In other words, if you are bummed out about Kimberly Clark (KMB) or Kinder Morgan (KMP) not getting you paid on the principal appreciation side of the equation, that’s just too bad. This Bernanke Yield Chaser style factor was as much a bubble as Gold was.
#RatesRising for the right reasons (growth expectations rising), is public enemy #1 for overvalued, slow-growth, securities. Whether it feels right or not, money chases positive returns. It flows away from draw-down risks.
Since I’m already out of everything Commodities, Fixed Income, and Emerging Markets (0% asset allocations), I have had relatively low stress on the draw-down risk side of big macro asset class moves in 2013 (Gold bounced, but is still -17% YTD and bonds are getting smoked), but that doesn’t mean I can afford to give up a lead for the sake of being beholden to this great growth data.
There are 3 big Macro things that would get me out of being long growth equities:
- If #StrongDollar snaps its long-term TAIL risk line of $79.11
- If #RatesRising stops and the 10 yr UST Yield breaks 2.44% @Hedgeye TREND support
- If #GrowthAccelerating Style Factors (like Nasdaq diverging from the Dow) reverse and break TREND
Johnny one-time Boehner’s intraday comments mattered because they kept the #1 risk to what’s been strong US consumption growth in play. It’s called an Oil tax at the pump. And Putin likes it.
The best way for Obama to pulverize Putin in St. Petersburg this week would be to stick a weapon of mass currency appreciation in his grill. If I was advising the President, I’d have him bring that #StrongDollar ace to the table – and maybe say something like this:
“Vlad, if you don’t tone this down, I am going to taper, then tighten – and if you don’t think I can get Summers to do it, try me – your little Petro-Dollar Putin power problem will look like Fukushima, and fast.”
But that’s just me – I’m a doer type of a guy who likes to make decisions without asking the bureaucracy of the world for its opinion. I’d like to see a US President build a #StrongDollar, Strong America revolution on the back of your hard earned currency.

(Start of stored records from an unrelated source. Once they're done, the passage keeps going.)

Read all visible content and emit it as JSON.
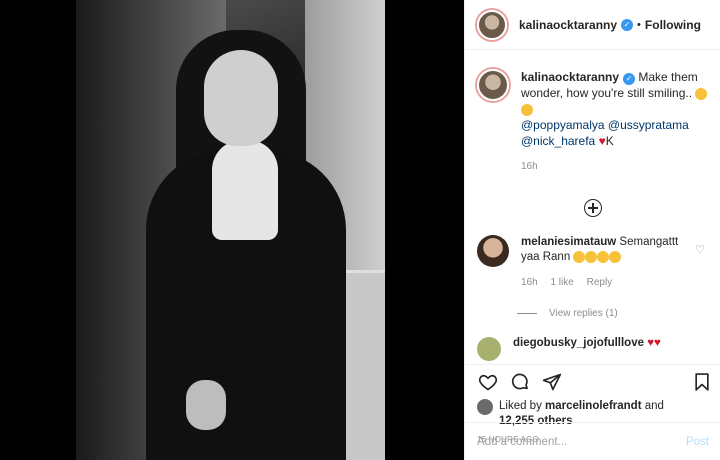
{
  "post": {
    "username": "kalinaocktaranny",
    "following_label": "Following",
    "caption_text": " Make them wonder, how you're still smiling.. ",
    "mentions": [
      "@poppyamalya",
      "@ussypratama",
      "@nick_harefa"
    ],
    "caption_suffix": "K",
    "caption_time": "16h"
  },
  "comments": [
    {
      "username": "melaniesimatauw",
      "text": " Semangattt yaa Rann",
      "time": "16h",
      "likes": "1 like",
      "reply": "Reply",
      "view_replies": "View replies (1)"
    },
    {
      "username": "diegobusky_jojofulllove"
    }
  ],
  "likes": {
    "liked_by_prefix": "Liked by ",
    "liked_by_user": "marcelinolefrandt",
    "and_text": " and",
    "others": "12,255 others"
  },
  "timestamp": "16 HOURS AGO",
  "input": {
    "placeholder": "Add a comment...",
    "post_label": "Post"
  },
  "colors": {
    "accent": "#3897f0",
    "link": "#00376b",
    "heart": "#d11a2a",
    "muted": "#8e8e8e",
    "post_disabled": "#b2dffc"
  }
}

Our immediate-term Macro Risk Ranges are now:
UST 10yr Yield 2.73-2.93%
Best of luck out there today,
Keith R. McCullough
Chief Executive Officer